The bench held that the electricity company’s decision which was based on a government resolution (GR) issued by the Maha Vikas Aghadi (MVA) government in Maharashtra, was ”illegal and bad in law”.
As per the order, the MSEDCL had advertised for vacancies and invited applications from candidates in August 2019 and provided separate reservations for those belonging to the EWS category, and for those eligible for the socially and educationally backward classes (SEBC) category. The said advertisement, however, had made it clear that the Supreme Court’s decision on the legality of reservation provided by the state government for the SEBC category, which included the Maratha community, was pending.
The advertisement had stated that the selection of the SEBC category candidates will depend on the apex court’s decision.
In the meanwhile, on May 31, 2021, the MVA government issued a GR announcing that SEBC category candidates could avail reservation benefits under the EWS category.
So, while the Supreme Court in November, 2021, struck down Maharashtra’s SEBC Act, the electricity company, interpreted the GR that those SEBC candidates who had qualified for the job, could be considered for appointment to seats reserved for the EWS quota, which were still vacant.

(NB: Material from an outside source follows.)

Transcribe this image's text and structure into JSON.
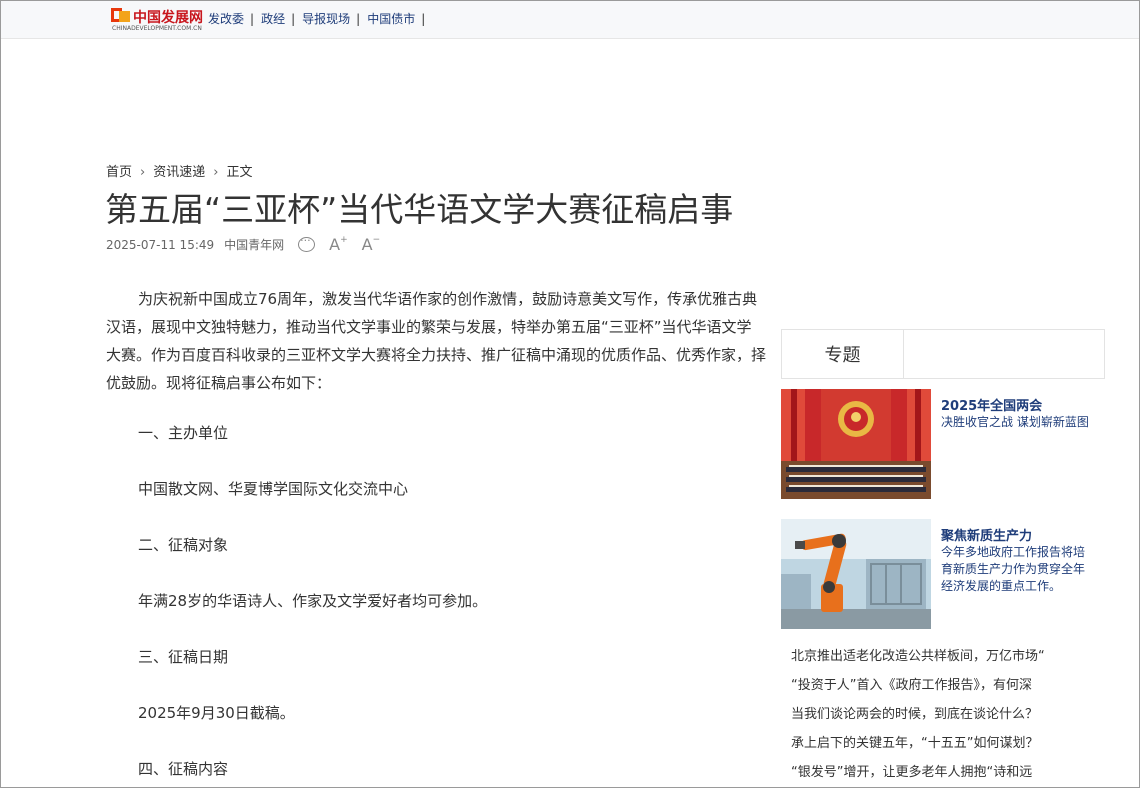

The high court however, said, ”The decision of the State to permit such migration midway through the selection process is arbitrary and unfair.” ”It is declared that the action on the part of the respondents in applying the GRs retrospectively to the selection process is illegal and bad in law,” the court observed.